▶

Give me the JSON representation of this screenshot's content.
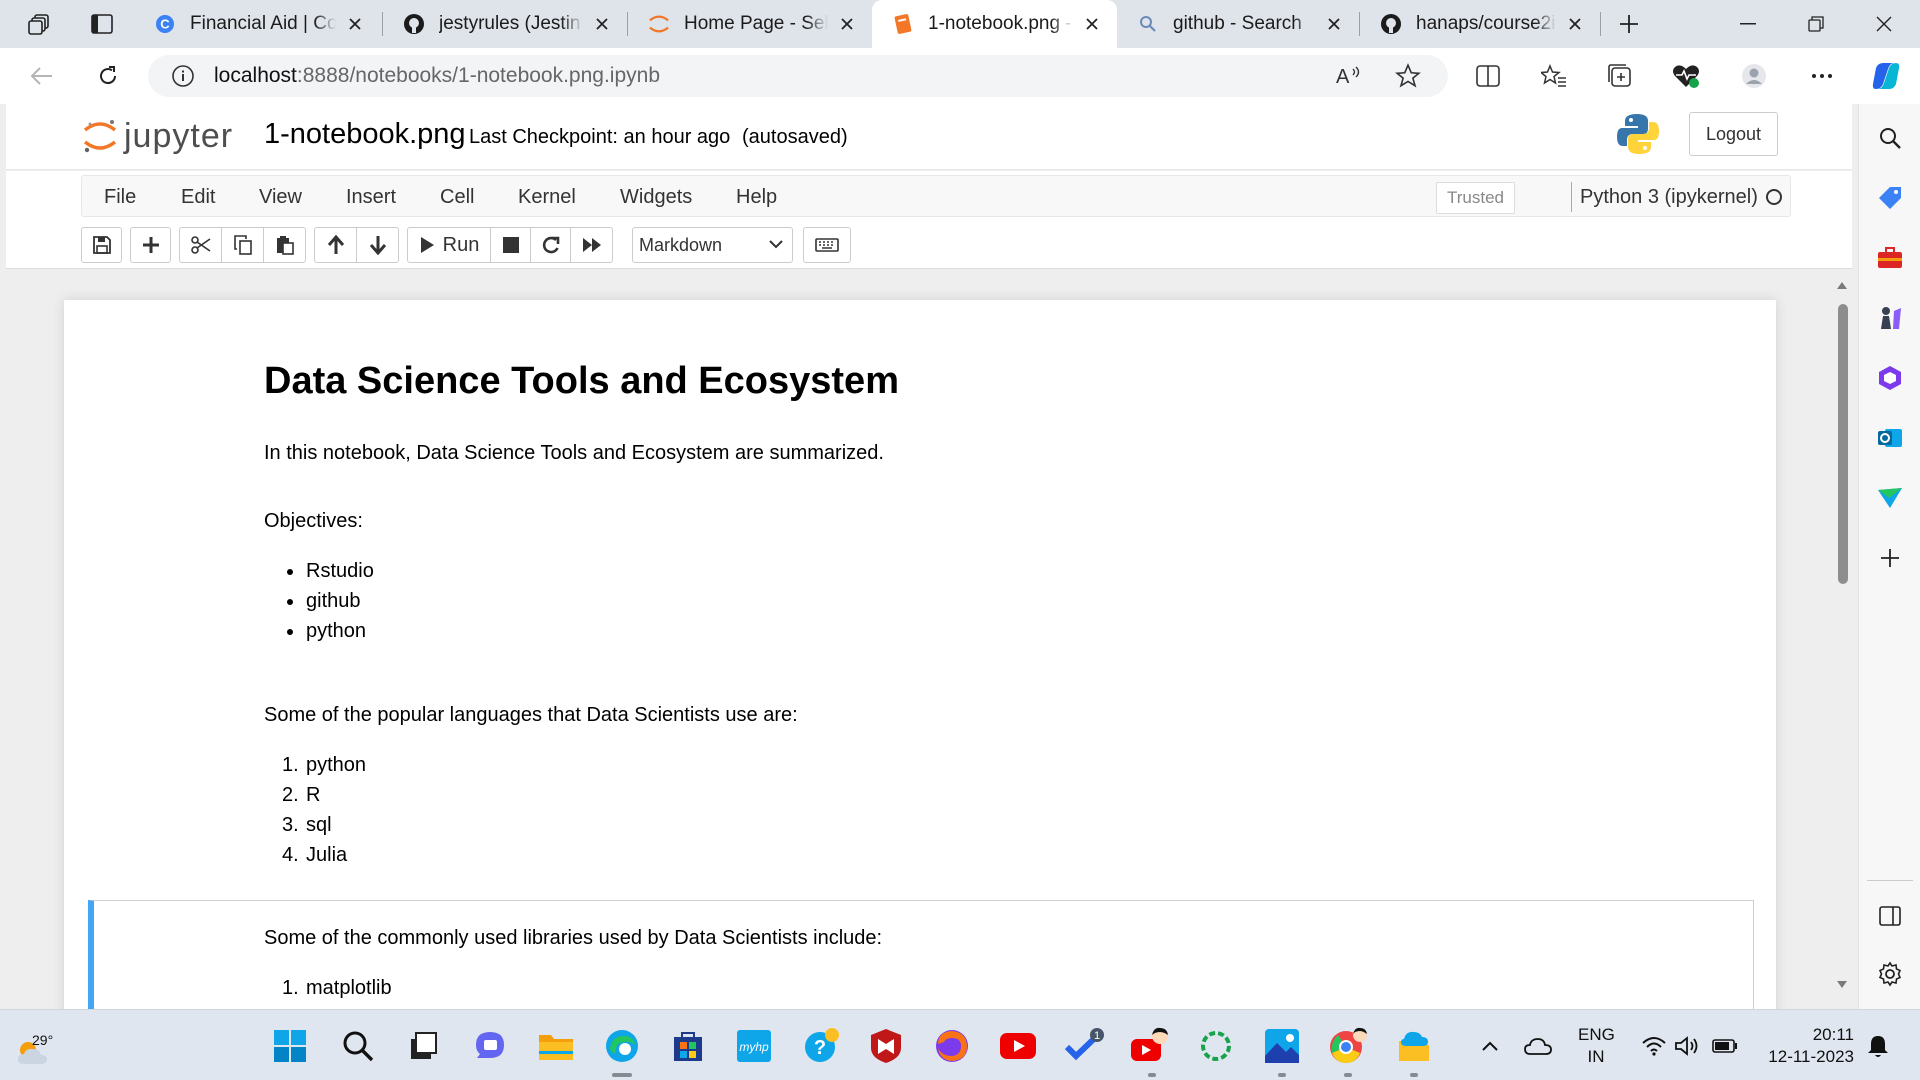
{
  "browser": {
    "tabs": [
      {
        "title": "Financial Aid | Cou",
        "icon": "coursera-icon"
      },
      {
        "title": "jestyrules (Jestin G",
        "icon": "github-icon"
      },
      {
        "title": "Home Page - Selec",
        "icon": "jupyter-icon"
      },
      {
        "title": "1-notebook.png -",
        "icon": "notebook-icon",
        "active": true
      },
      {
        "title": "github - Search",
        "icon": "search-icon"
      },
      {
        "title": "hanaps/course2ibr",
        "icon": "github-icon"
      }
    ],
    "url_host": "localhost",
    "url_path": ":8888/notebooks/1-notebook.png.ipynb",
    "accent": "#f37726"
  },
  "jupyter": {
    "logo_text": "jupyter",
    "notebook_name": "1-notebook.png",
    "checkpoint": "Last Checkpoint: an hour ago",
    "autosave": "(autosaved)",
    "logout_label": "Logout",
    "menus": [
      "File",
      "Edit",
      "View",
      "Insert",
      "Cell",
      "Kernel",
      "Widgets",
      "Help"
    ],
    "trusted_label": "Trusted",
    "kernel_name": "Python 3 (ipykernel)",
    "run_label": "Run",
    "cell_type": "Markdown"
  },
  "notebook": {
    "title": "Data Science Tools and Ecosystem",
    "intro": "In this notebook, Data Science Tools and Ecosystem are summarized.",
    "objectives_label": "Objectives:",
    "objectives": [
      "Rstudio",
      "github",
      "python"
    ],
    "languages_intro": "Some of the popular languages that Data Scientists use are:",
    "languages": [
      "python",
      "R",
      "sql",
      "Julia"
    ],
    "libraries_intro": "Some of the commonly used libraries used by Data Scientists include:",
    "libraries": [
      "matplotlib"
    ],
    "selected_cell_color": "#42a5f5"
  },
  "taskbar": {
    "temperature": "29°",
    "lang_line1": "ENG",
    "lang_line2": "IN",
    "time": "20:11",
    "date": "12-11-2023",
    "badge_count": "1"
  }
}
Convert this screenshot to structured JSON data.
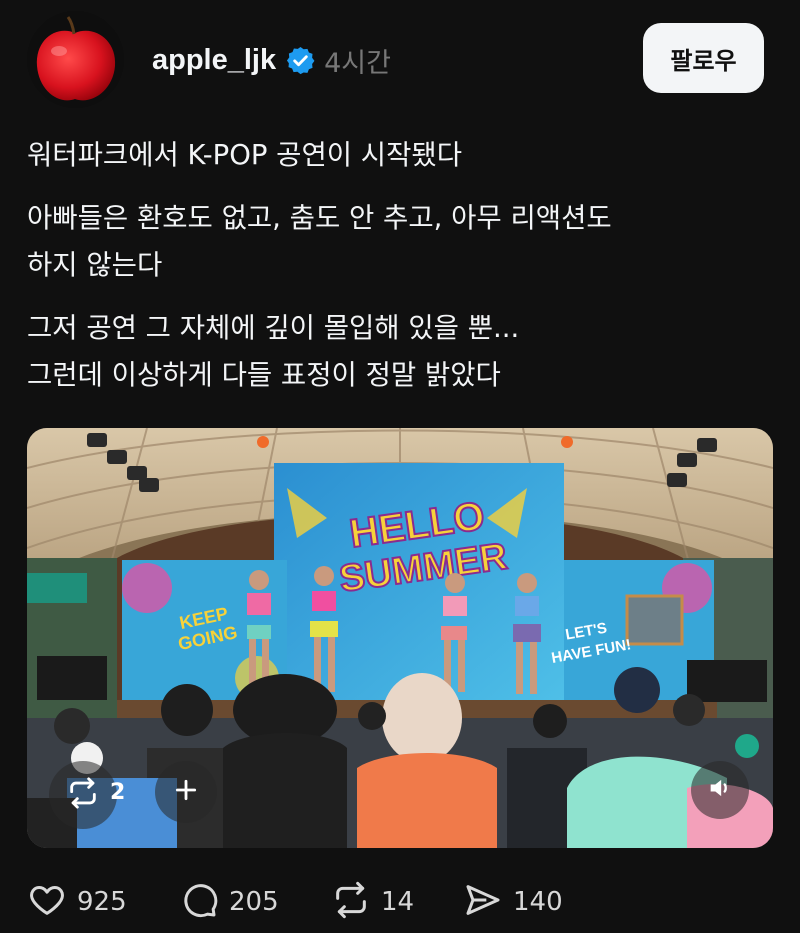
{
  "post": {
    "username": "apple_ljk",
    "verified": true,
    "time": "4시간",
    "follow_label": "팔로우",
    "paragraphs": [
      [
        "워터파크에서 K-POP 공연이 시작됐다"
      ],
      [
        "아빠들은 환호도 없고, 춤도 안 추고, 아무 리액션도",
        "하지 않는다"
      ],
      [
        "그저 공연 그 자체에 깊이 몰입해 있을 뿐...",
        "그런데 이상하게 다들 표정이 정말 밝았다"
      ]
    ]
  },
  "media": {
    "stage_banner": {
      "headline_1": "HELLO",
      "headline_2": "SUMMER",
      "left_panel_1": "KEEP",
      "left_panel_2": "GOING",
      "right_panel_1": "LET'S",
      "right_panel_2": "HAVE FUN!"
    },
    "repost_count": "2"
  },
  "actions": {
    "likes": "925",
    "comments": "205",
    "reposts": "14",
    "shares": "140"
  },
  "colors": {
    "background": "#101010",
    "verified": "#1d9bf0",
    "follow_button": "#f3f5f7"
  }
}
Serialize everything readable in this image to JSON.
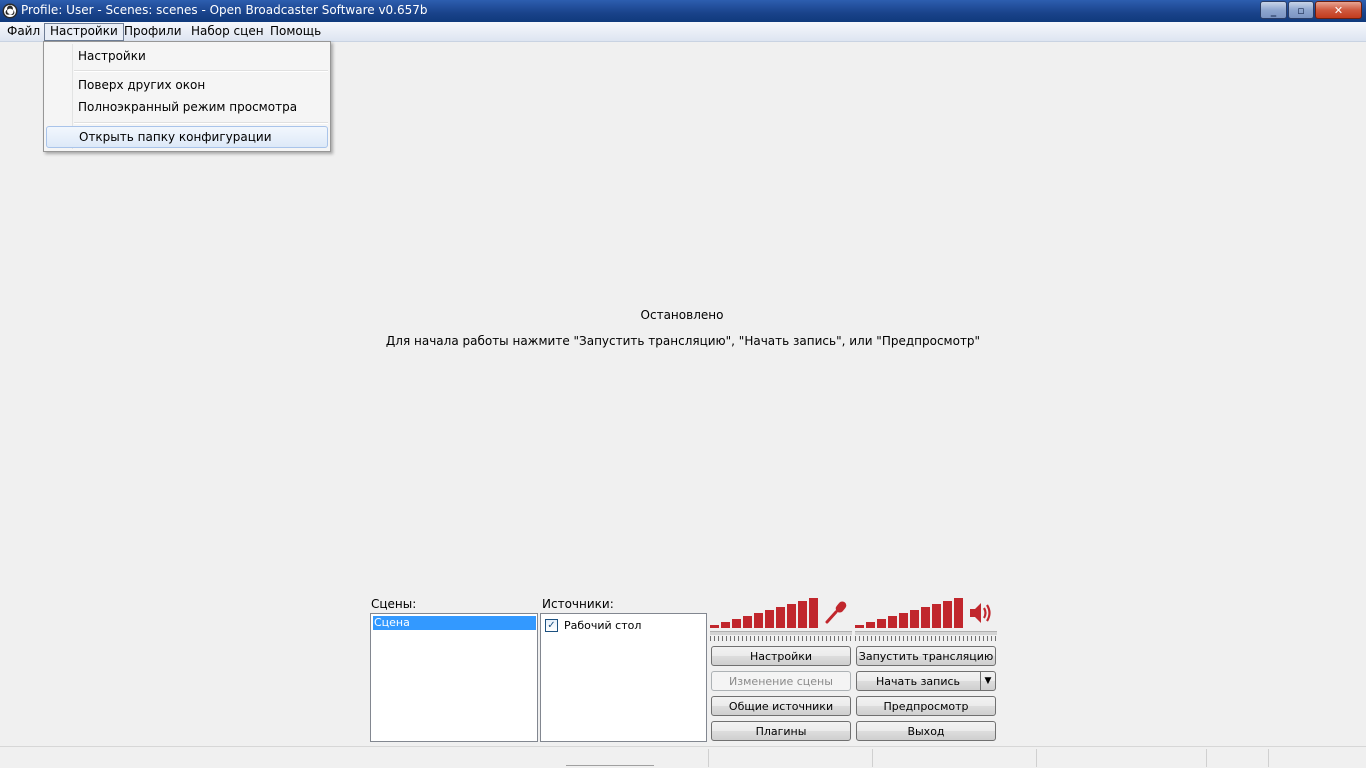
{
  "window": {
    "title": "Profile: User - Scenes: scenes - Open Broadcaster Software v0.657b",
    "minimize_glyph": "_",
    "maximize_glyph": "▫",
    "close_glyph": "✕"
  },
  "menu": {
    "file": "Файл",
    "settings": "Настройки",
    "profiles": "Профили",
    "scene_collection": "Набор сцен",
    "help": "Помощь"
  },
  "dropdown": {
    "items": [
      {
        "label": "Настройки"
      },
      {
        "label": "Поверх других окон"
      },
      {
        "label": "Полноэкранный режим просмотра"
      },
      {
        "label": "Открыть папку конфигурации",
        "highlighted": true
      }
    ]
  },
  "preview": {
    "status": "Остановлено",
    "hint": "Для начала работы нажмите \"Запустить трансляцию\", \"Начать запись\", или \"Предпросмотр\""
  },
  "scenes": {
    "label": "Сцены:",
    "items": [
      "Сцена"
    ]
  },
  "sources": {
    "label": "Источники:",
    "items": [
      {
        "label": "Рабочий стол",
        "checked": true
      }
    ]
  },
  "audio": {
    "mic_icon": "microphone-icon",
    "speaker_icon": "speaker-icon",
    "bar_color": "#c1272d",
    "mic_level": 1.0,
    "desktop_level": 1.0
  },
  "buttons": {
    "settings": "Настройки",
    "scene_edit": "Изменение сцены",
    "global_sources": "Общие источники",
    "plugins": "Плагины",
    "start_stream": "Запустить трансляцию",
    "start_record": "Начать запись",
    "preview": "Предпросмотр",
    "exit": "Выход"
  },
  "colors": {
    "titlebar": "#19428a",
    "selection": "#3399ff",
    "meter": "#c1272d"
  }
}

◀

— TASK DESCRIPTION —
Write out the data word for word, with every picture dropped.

— EXERCISE OUTPUT —
Give me the JSON representation of this screenshot's content.
{
  "browser": {
    "tabs": [
      {
        "title": "Financial Aid | Cou",
        "icon": "coursera-icon"
      },
      {
        "title": "jestyrules (Jestin G",
        "icon": "github-icon"
      },
      {
        "title": "Home Page - Selec",
        "icon": "jupyter-icon"
      },
      {
        "title": "1-notebook.png -",
        "icon": "notebook-icon",
        "active": true
      },
      {
        "title": "github - Search",
        "icon": "search-icon"
      },
      {
        "title": "hanaps/course2ibr",
        "icon": "github-icon"
      }
    ],
    "url_host": "localhost",
    "url_path": ":8888/notebooks/1-notebook.png.ipynb",
    "accent": "#f37726"
  },
  "jupyter": {
    "logo_text": "jupyter",
    "notebook_name": "1-notebook.png",
    "checkpoint": "Last Checkpoint: an hour ago",
    "autosave": "(autosaved)",
    "logout_label": "Logout",
    "menus": [
      "File",
      "Edit",
      "View",
      "Insert",
      "Cell",
      "Kernel",
      "Widgets",
      "Help"
    ],
    "trusted_label": "Trusted",
    "kernel_name": "Python 3 (ipykernel)",
    "run_label": "Run",
    "cell_type": "Markdown"
  },
  "notebook": {
    "title": "Data Science Tools and Ecosystem",
    "intro": "In this notebook, Data Science Tools and Ecosystem are summarized.",
    "objectives_label": "Objectives:",
    "objectives": [
      "Rstudio",
      "github",
      "python"
    ],
    "languages_intro": "Some of the popular languages that Data Scientists use are:",
    "languages": [
      "python",
      "R",
      "sql",
      "Julia"
    ],
    "libraries_intro": "Some of the commonly used libraries used by Data Scientists include:",
    "libraries": [
      "matplotlib"
    ],
    "selected_cell_color": "#42a5f5"
  },
  "taskbar": {
    "temperature": "29°",
    "lang_line1": "ENG",
    "lang_line2": "IN",
    "time": "20:11",
    "date": "12-11-2023",
    "badge_count": "1"
  }
}
Convert this screenshot to structured JSON data.
{
  "post": {
    "username": "apple_ljk",
    "verified": true,
    "time": "4시간",
    "follow_label": "팔로우",
    "paragraphs": [
      [
        "워터파크에서 K-POP 공연이 시작됐다"
      ],
      [
        "아빠들은 환호도 없고, 춤도 안 추고, 아무 리액션도",
        "하지 않는다"
      ],
      [
        "그저 공연 그 자체에 깊이 몰입해 있을 뿐...",
        "그런데 이상하게 다들 표정이 정말 밝았다"
      ]
    ]
  },
  "media": {
    "stage_banner": {
      "headline_1": "HELLO",
      "headline_2": "SUMMER",
      "left_panel_1": "KEEP",
      "left_panel_2": "GOING",
      "right_panel_1": "LET'S",
      "right_panel_2": "HAVE FUN!"
    },
    "repost_count": "2"
  },
  "actions": {
    "likes": "925",
    "comments": "205",
    "reposts": "14",
    "shares": "140"
  },
  "colors": {
    "background": "#101010",
    "verified": "#1d9bf0",
    "follow_button": "#f3f5f7"
  }
}
Serialize everything readable in this image to JSON.
{
  "window": {
    "title": "Profile: User - Scenes: scenes - Open Broadcaster Software v0.657b",
    "minimize_glyph": "_",
    "maximize_glyph": "▫",
    "close_glyph": "✕"
  },
  "menu": {
    "file": "Файл",
    "settings": "Настройки",
    "profiles": "Профили",
    "scene_collection": "Набор сцен",
    "help": "Помощь"
  },
  "dropdown": {
    "items": [
      {
        "label": "Настройки"
      },
      {
        "label": "Поверх других окон"
      },
      {
        "label": "Полноэкранный режим просмотра"
      },
      {
        "label": "Открыть папку конфигурации",
        "highlighted": true
      }
    ]
  },
  "preview": {
    "status": "Остановлено",
    "hint": "Для начала работы нажмите \"Запустить трансляцию\", \"Начать запись\", или \"Предпросмотр\""
  },
  "scenes": {
    "label": "Сцены:",
    "items": [
      "Сцена"
    ]
  },
  "sources": {
    "label": "Источники:",
    "items": [
      {
        "label": "Рабочий стол",
        "checked": true
      }
    ]
  },
  "audio": {
    "mic_icon": "microphone-icon",
    "speaker_icon": "speaker-icon",
    "bar_color": "#c1272d",
    "mic_level": 1.0,
    "desktop_level": 1.0
  },
  "buttons": {
    "settings": "Настройки",
    "scene_edit": "Изменение сцены",
    "global_sources": "Общие источники",
    "plugins": "Плагины",
    "start_stream": "Запустить трансляцию",
    "start_record": "Начать запись",
    "preview": "Предпросмотр",
    "exit": "Выход"
  },
  "colors": {
    "titlebar": "#19428a",
    "selection": "#3399ff",
    "meter": "#c1272d"
  }
}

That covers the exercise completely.